DATA EXCERPTS

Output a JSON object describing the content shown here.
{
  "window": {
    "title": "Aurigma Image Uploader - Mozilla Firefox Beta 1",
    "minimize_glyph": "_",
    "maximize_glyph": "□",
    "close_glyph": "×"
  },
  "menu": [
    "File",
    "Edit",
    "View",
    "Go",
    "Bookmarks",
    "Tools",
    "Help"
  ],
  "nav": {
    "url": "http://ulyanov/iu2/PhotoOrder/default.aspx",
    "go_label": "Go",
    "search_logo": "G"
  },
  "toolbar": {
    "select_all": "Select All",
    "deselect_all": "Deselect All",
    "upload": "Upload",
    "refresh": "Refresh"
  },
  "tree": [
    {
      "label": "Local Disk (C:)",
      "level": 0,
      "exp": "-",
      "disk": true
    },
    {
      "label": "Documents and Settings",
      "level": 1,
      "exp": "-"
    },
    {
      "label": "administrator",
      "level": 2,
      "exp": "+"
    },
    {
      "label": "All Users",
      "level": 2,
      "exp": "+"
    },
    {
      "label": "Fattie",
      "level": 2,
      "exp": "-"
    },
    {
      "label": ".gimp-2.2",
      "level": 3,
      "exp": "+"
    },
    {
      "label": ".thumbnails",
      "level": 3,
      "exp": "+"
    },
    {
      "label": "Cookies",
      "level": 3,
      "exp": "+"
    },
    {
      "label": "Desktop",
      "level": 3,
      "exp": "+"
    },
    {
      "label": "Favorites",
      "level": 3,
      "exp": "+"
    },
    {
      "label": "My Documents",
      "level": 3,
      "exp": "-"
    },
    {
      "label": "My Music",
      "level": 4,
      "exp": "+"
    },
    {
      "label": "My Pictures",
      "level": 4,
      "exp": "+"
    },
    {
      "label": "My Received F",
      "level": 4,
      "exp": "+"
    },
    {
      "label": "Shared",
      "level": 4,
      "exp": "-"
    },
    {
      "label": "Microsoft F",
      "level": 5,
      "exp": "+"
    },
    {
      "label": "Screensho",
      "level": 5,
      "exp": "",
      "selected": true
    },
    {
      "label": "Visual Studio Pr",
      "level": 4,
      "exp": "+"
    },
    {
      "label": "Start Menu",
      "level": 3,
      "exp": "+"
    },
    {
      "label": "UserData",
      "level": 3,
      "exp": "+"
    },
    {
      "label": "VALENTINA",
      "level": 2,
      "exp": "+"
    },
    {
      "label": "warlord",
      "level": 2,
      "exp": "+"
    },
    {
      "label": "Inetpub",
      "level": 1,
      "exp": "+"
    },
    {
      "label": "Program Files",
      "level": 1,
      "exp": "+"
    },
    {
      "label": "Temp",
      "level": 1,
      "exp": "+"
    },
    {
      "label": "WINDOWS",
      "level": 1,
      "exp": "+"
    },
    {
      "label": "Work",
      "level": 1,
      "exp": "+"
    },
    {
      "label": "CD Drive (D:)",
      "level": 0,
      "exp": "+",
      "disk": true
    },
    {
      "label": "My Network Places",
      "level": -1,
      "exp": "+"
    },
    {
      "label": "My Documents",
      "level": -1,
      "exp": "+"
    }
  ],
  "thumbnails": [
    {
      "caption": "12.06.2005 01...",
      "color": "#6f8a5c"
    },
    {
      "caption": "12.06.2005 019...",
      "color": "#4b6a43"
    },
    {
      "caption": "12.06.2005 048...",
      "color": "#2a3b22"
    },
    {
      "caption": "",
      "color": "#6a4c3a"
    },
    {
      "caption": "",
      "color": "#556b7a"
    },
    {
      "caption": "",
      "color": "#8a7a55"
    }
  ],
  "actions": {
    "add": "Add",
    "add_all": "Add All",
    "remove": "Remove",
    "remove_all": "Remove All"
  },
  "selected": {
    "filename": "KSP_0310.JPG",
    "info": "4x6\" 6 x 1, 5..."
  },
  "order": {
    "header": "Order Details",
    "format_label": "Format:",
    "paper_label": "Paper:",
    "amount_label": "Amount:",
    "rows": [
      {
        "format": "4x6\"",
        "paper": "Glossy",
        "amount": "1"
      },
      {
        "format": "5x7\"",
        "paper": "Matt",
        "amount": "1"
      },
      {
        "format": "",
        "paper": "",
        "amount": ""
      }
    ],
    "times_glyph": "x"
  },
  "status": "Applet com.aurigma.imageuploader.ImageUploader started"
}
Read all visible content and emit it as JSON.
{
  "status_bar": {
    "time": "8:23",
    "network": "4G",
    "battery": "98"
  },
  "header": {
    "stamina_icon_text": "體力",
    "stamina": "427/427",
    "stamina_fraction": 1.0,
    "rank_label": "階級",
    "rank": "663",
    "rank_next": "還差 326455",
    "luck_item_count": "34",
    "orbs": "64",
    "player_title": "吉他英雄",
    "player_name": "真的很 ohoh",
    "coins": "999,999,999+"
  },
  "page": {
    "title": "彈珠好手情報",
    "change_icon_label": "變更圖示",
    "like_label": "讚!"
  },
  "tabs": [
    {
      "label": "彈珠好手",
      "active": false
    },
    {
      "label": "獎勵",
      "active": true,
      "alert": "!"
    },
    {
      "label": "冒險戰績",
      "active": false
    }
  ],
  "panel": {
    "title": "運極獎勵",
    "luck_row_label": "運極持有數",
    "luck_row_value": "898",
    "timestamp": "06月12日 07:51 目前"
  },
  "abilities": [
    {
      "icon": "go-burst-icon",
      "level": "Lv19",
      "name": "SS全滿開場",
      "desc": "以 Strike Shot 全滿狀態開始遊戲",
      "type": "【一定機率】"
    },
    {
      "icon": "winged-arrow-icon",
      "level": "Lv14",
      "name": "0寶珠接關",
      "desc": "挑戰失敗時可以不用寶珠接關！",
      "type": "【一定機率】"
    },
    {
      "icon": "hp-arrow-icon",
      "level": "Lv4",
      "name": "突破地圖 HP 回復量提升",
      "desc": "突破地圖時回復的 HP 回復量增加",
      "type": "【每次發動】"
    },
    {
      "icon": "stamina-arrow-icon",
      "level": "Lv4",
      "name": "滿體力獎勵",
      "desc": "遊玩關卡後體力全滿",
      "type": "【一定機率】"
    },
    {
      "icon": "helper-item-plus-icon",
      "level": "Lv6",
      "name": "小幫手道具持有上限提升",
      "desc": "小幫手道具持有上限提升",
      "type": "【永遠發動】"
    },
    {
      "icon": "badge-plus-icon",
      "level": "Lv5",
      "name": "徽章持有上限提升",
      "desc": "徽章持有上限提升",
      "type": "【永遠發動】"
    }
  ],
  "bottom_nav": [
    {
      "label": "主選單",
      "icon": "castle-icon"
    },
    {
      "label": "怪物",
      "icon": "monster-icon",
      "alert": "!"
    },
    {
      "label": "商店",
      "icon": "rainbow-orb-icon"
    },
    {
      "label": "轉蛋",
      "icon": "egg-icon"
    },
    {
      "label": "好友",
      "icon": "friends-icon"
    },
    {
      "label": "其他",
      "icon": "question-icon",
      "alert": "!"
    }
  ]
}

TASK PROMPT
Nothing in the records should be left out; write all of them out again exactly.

EXERCISE SOLUTION
Output a JSON object describing the content shown here.
{
  "window": {
    "title": "Aurigma Image Uploader - Mozilla Firefox Beta 1",
    "minimize_glyph": "_",
    "maximize_glyph": "□",
    "close_glyph": "×"
  },
  "menu": [
    "File",
    "Edit",
    "View",
    "Go",
    "Bookmarks",
    "Tools",
    "Help"
  ],
  "nav": {
    "url": "http://ulyanov/iu2/PhotoOrder/default.aspx",
    "go_label": "Go",
    "search_logo": "G"
  },
  "toolbar": {
    "select_all": "Select All",
    "deselect_all": "Deselect All",
    "upload": "Upload",
    "refresh": "Refresh"
  },
  "tree": [
    {
      "label": "Local Disk (C:)",
      "level": 0,
      "exp": "-",
      "disk": true
    },
    {
      "label": "Documents and Settings",
      "level": 1,
      "exp": "-"
    },
    {
      "label": "administrator",
      "level": 2,
      "exp": "+"
    },
    {
      "label": "All Users",
      "level": 2,
      "exp": "+"
    },
    {
      "label": "Fattie",
      "level": 2,
      "exp": "-"
    },
    {
      "label": ".gimp-2.2",
      "level": 3,
      "exp": "+"
    },
    {
      "label": ".thumbnails",
      "level": 3,
      "exp": "+"
    },
    {
      "label": "Cookies",
      "level": 3,
      "exp": "+"
    },
    {
      "label": "Desktop",
      "level": 3,
      "exp": "+"
    },
    {
      "label": "Favorites",
      "level": 3,
      "exp": "+"
    },
    {
      "label": "My Documents",
      "level": 3,
      "exp": "-"
    },
    {
      "label": "My Music",
      "level": 4,
      "exp": "+"
    },
    {
      "label": "My Pictures",
      "level": 4,
      "exp": "+"
    },
    {
      "label": "My Received F",
      "level": 4,
      "exp": "+"
    },
    {
      "label": "Shared",
      "level": 4,
      "exp": "-"
    },
    {
      "label": "Microsoft F",
      "level": 5,
      "exp": "+"
    },
    {
      "label": "Screensho",
      "level": 5,
      "exp": "",
      "selected": true
    },
    {
      "label": "Visual Studio Pr",
      "level": 4,
      "exp": "+"
    },
    {
      "label": "Start Menu",
      "level": 3,
      "exp": "+"
    },
    {
      "label": "UserData",
      "level": 3,
      "exp": "+"
    },
    {
      "label": "VALENTINA",
      "level": 2,
      "exp": "+"
    },
    {
      "label": "warlord",
      "level": 2,
      "exp": "+"
    },
    {
      "label": "Inetpub",
      "level": 1,
      "exp": "+"
    },
    {
      "label": "Program Files",
      "level": 1,
      "exp": "+"
    },
    {
      "label": "Temp",
      "level": 1,
      "exp": "+"
    },
    {
      "label": "WINDOWS",
      "level": 1,
      "exp": "+"
    },
    {
      "label": "Work",
      "level": 1,
      "exp": "+"
    },
    {
      "label": "CD Drive (D:)",
      "level": 0,
      "exp": "+",
      "disk": true
    },
    {
      "label": "My Network Places",
      "level": -1,
      "exp": "+"
    },
    {
      "label": "My Documents",
      "level": -1,
      "exp": "+"
    }
  ],
  "thumbnails": [
    {
      "caption": "12.06.2005 01...",
      "color": "#6f8a5c"
    },
    {
      "caption": "12.06.2005 019...",
      "color": "#4b6a43"
    },
    {
      "caption": "12.06.2005 048...",
      "color": "#2a3b22"
    },
    {
      "caption": "",
      "color": "#6a4c3a"
    },
    {
      "caption": "",
      "color": "#556b7a"
    },
    {
      "caption": "",
      "color": "#8a7a55"
    }
  ],
  "actions": {
    "add": "Add",
    "add_all": "Add All",
    "remove": "Remove",
    "remove_all": "Remove All"
  },
  "selected": {
    "filename": "KSP_0310.JPG",
    "info": "4x6\" 6 x 1, 5..."
  },
  "order": {
    "header": "Order Details",
    "format_label": "Format:",
    "paper_label": "Paper:",
    "amount_label": "Amount:",
    "rows": [
      {
        "format": "4x6\"",
        "paper": "Glossy",
        "amount": "1"
      },
      {
        "format": "5x7\"",
        "paper": "Matt",
        "amount": "1"
      },
      {
        "format": "",
        "paper": "",
        "amount": ""
      }
    ],
    "times_glyph": "x"
  },
  "status": "Applet com.aurigma.imageuploader.ImageUploader started"
}
Read all visible content and emit it as JSON.
{
  "status_bar": {
    "time": "8:23",
    "network": "4G",
    "battery": "98"
  },
  "header": {
    "stamina_icon_text": "體力",
    "stamina": "427/427",
    "stamina_fraction": 1.0,
    "rank_label": "階級",
    "rank": "663",
    "rank_next": "還差 326455",
    "luck_item_count": "34",
    "orbs": "64",
    "player_title": "吉他英雄",
    "player_name": "真的很 ohoh",
    "coins": "999,999,999+"
  },
  "page": {
    "title": "彈珠好手情報",
    "change_icon_label": "變更圖示",
    "like_label": "讚!"
  },
  "tabs": [
    {
      "label": "彈珠好手",
      "active": false
    },
    {
      "label": "獎勵",
      "active": true,
      "alert": "!"
    },
    {
      "label": "冒險戰績",
      "active": false
    }
  ],
  "panel": {
    "title": "運極獎勵",
    "luck_row_label": "運極持有數",
    "luck_row_value": "898",
    "timestamp": "06月12日 07:51 目前"
  },
  "abilities": [
    {
      "icon": "go-burst-icon",
      "level": "Lv19",
      "name": "SS全滿開場",
      "desc": "以 Strike Shot 全滿狀態開始遊戲",
      "type": "【一定機率】"
    },
    {
      "icon": "winged-arrow-icon",
      "level": "Lv14",
      "name": "0寶珠接關",
      "desc": "挑戰失敗時可以不用寶珠接關！",
      "type": "【一定機率】"
    },
    {
      "icon": "hp-arrow-icon",
      "level": "Lv4",
      "name": "突破地圖 HP 回復量提升",
      "desc": "突破地圖時回復的 HP 回復量增加",
      "type": "【每次發動】"
    },
    {
      "icon": "stamina-arrow-icon",
      "level": "Lv4",
      "name": "滿體力獎勵",
      "desc": "遊玩關卡後體力全滿",
      "type": "【一定機率】"
    },
    {
      "icon": "helper-item-plus-icon",
      "level": "Lv6",
      "name": "小幫手道具持有上限提升",
      "desc": "小幫手道具持有上限提升",
      "type": "【永遠發動】"
    },
    {
      "icon": "badge-plus-icon",
      "level": "Lv5",
      "name": "徽章持有上限提升",
      "desc": "徽章持有上限提升",
      "type": "【永遠發動】"
    }
  ],
  "bottom_nav": [
    {
      "label": "主選單",
      "icon": "castle-icon"
    },
    {
      "label": "怪物",
      "icon": "monster-icon",
      "alert": "!"
    },
    {
      "label": "商店",
      "icon": "rainbow-orb-icon"
    },
    {
      "label": "轉蛋",
      "icon": "egg-icon"
    },
    {
      "label": "好友",
      "icon": "friends-icon"
    },
    {
      "label": "其他",
      "icon": "question-icon",
      "alert": "!"
    }
  ]
}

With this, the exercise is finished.